“You look at the correlation between bitcoin and copper, or a measure of risk appetite and bitcoin, and we have 10 years of trading history in bitcoin – it’s definitely a risky asset,” Currie told CNBC “Squawk Box Europe.”
He said bitcoin and copper both operate as “risky” inflationary hedges, or situations in which investors have a higher risk appetite. Gold is a more “risky” asset, where investors seek refuge when stocks sell.
Copper prices topped $ 10,000 per tonne for the first time in ten years last month, as the economic reopening sparked a rally in the metal. Demand has increased as it is seen as an essential part of the transition to a green energy economy. Although prices fell sharply towards the end of May, they rebounded again.
Currie’s comments came after a few crazy weeks for cryptocurrencies. Bitcoin was last trading 2% at around $ 37,190 on Wednesday, and is up around 28% so far this year. The digital token has lost more than 25% of its value in the past three months amid a large crypto sell-off after Tesla suspended bitcoin payments and China announced that digital tokens cannot be used for business.
Read more: Financial researcher Nik Bhatia explains why growth-driven asset managers could be violating their fiduciary duty if they don’t consider bitcoin – and compares crypto to Amazon stock 20 years ago
Currie, who is one of the most followed commodities experts, pointed out that bitcoin and copper are more similar when it comes to acting as a hedge against inflation – a strategy that involves investing in assets that outperform the market when central bank policy pushes prices up. .
“There is good inflation and there is bad inflation. Good inflation is when demand pulls it up, and that’s what bitcoin covers, that’s what copper covers, that is. what oil covers, “Currie told CNBC.
“Gold covers bad inflation, where supply is tight, which focuses on shortages of chips, commodities and other types of commodities. And you would want to use gold as a hedge,” he said. he declared.
In a research note released Monday, Currie and his team said commodities remain the best hedge against inflation because they are driven by demand, not growth rates. “Commodities are spot assets that do not depend on forward growth rates but on the level of demand relative to the level of supply today,” the strategists wrote.
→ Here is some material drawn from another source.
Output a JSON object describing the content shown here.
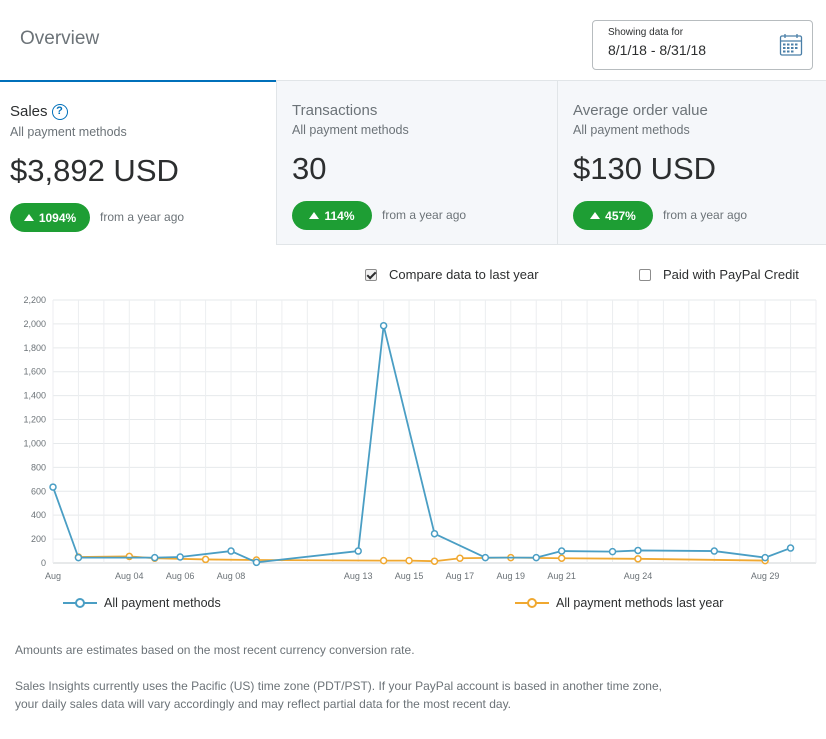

“As a result, they cover for unforeseen short-term inflation created when the level of aggregate demand exceeds supply in the later stages of the business cycle.”